Brenda looked up at the vaulted ceiling and sighed, her heart burning and pounding almost through her chest. It’s almost over.
With the arm closest to the altar, Ralph reached down and helped himself consummate the marriage.
It was fire, burning Brenda deep inside, making her think of skinned knees on a gymnasium floor and the smell of seared teeth under a dentist’s drill. The pain stopped her breath and forced her eyes closed and her hands into fists.
“He’s inside,” Father O’Flaherty declared.
The congregation aahed and stared transfixed at the screens.
The communal sound of pleasure caused Brenda to exhale and open her eyes. As Ralph rocked up and down, the pain diminished slightly, letting pleasure wink at her, the rapture coming to take her away. But then Ralph became still, stopped breathing, and dropped the full weight of himself down on top of her. Beneath the suffocating pressure, Brenda felt Ralph throbbing inside her and then quickly shrinking. Fire radiated between her legs. Ralph lifted himself up, and Brenda heard his fly zip. She watched him stand and turned to her; he held out his hand, his cheeks red, his eyes glazed slightly, his sweaty face glistening under the cathedral lights.
Brenda remembered Father O’Flaherty saying, “Remember to offer her your hand afterward,” during rehearsal.
Brenda sat up and placed her hand in Ralph’s. Using the steps, she descended from the table and stood beside her husband.
“It is my pleasure to announce, Mr. and Mrs. Smith.”
The congregation, still standing, cheered.
“What God has joined together, let no man put asunder.
Brenda saw little Katie twirling the white thong over her head, saw her parents and in-laws clapping wildly, saw uncle Jeremy whistling through fingers in his mouth. Just then, Brenda felt something warm and thick slide out of her. She almost heard it hit the floor of the altar before looking down, pulling her dress up slightly so she could see it—creamy and glittering in the light.
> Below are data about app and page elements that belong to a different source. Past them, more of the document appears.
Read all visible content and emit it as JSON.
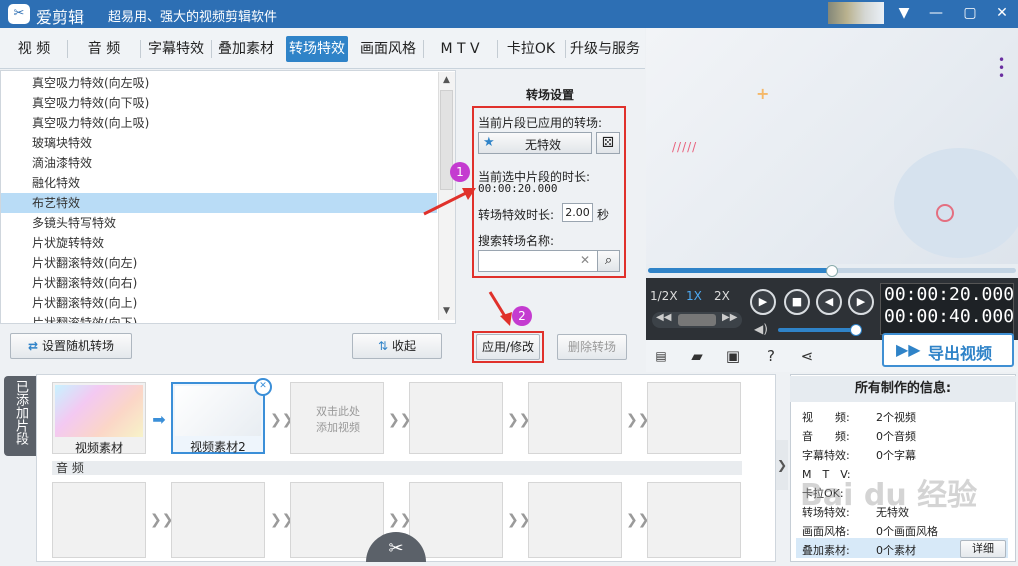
{
  "app": {
    "name": "爱剪辑",
    "slogan": "超易用、强大的视频剪辑软件"
  },
  "nav": {
    "tabs": [
      "视 频",
      "音 频",
      "字幕特效",
      "叠加素材",
      "转场特效",
      "画面风格",
      "M T V",
      "卡拉OK",
      "升级与服务"
    ],
    "active": "转场特效"
  },
  "effects": {
    "items": [
      "真空吸力特效(向左吸)",
      "真空吸力特效(向下吸)",
      "真空吸力特效(向上吸)",
      "玻璃块特效",
      "滴油漆特效",
      "融化特效",
      "布艺特效",
      "多镜头特写特效",
      "片状旋转特效",
      "片状翻滚特效(向左)",
      "片状翻滚特效(向右)",
      "片状翻滚特效(向上)",
      "片状翻滚特效(向下)"
    ],
    "selected": "布艺特效",
    "random_button": "设置随机转场",
    "collapse_button": "收起"
  },
  "settings": {
    "title": "转场设置",
    "applied_label": "当前片段已应用的转场:",
    "applied_value": "无特效",
    "duration_label": "当前选中片段的时长:",
    "duration_value": "00:00:20.000",
    "effect_duration_label": "转场特效时长:",
    "effect_duration_value": "2.00",
    "effect_duration_unit": "秒",
    "search_label": "搜索转场名称:",
    "search_value": "",
    "apply_button": "应用/修改",
    "delete_button": "删除转场",
    "annotation_1": "1",
    "annotation_2": "2"
  },
  "player": {
    "speeds": [
      "1/2X",
      "1X",
      "2X"
    ],
    "active_speed": "1X",
    "current_time": "00:00:20.000",
    "total_time": "00:00:40.000",
    "export_label": "导出视频"
  },
  "timeline": {
    "side_tab": "已添加片段",
    "clips": [
      {
        "label": "视频素材"
      },
      {
        "label": "视频素材2"
      }
    ],
    "add_video_hint": "双击此处\n添加视频",
    "audio_label": "音 频"
  },
  "info_panel": {
    "title": "所有制作的信息:",
    "rows": [
      {
        "key": "视　　频:",
        "value": "2个视频"
      },
      {
        "key": "音　　频:",
        "value": "0个音频"
      },
      {
        "key": "字幕特效:",
        "value": "0个字幕"
      },
      {
        "key": "M　T　V:",
        "value": ""
      },
      {
        "key": "卡拉OK:",
        "value": ""
      },
      {
        "key": "转场特效:",
        "value": "无特效"
      },
      {
        "key": "画面风格:",
        "value": "0个画面风格"
      },
      {
        "key": "叠加素材:",
        "value": "0个素材"
      }
    ],
    "detail_button": "详细"
  },
  "watermark": "Bai du 经验",
  "colors": {
    "titlebar": "#2d6fb4",
    "accent": "#2f83c8",
    "annotation_red": "#e0312b",
    "annotation_badge": "#c43bd0"
  }
}
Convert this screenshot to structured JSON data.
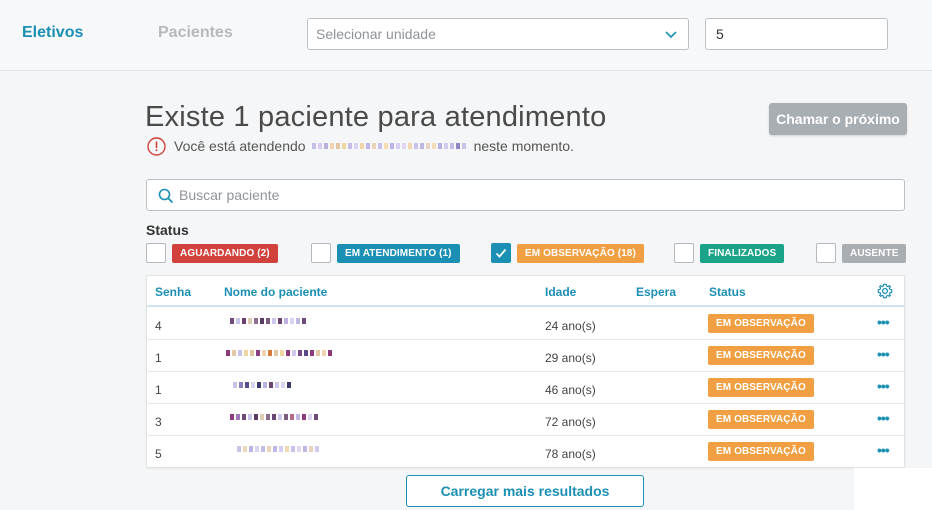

Brenda thought it looked like the gross cough syrup her parents used to give her. She felt more coming so she squatted slightly and, this time, watched the goo splat on the altar floor, growing the tiny pile. She looked at her four inch white stilettos to make sure none had splashed onto them as more dripped out and still more slid down to escape.
Ralph stepped forward. Brenda followed but continued to hold up her dress so it wouldn’t drag through the gunk, the ‘baby batter’ as her mother in-law had once called it. They walked up the aisle through the cheers, back the way they had come; Brenda slightly bowlegged, the slow drip drip drip leaving a trail behind her. She glanced down at the red carpet—it was stained with countless little spots that got farther and farther apart the closer they got to the exit. The carpet was immaculate for the last few steps right in front of the exit, not a stain in sight, just a constant velvety red. Before stepping over the threshold, Brenda paused for a moment on the clean carpet and stomped. She stomped once with each foot to try to get the rest of Ralph out of her, to get his baby batter out of her. After stepping through the doors, Brenda glanced back to see a couple of glistening droplets on the once clean patch of rug.
In the vestibule before moving outside—the cheers of the congregation hushed in the distance—Brenda smirked, turned toward Ralph, and said, “I’d rather die than wear a hockey jersey.”
Ralph looked stunned, his face still flushed and sweaty.
“Yeah, okay,” he said.
Brenda scrutinized her husband’s face. She imagined his penis as equally red and moist, hoped their kids would look more like her, wondered if her egg was getting fertilized at that moment all the while remembering grade nine Sex Ed when Mr. Letterer said, “The female reproductive tract is particularly hostile to sperm.”
Brenda strained to make her body more acidic, to spread the burn from her stomach downward. “Die sperm, die,” she mistakenly said out loud.
“What?” Ralph asked, furrowing his brow.
“Nothing,” Brenda said, letting her dress fall, cutting off the slight breeze that was drying her crotch. “Let’s just go to the limo.”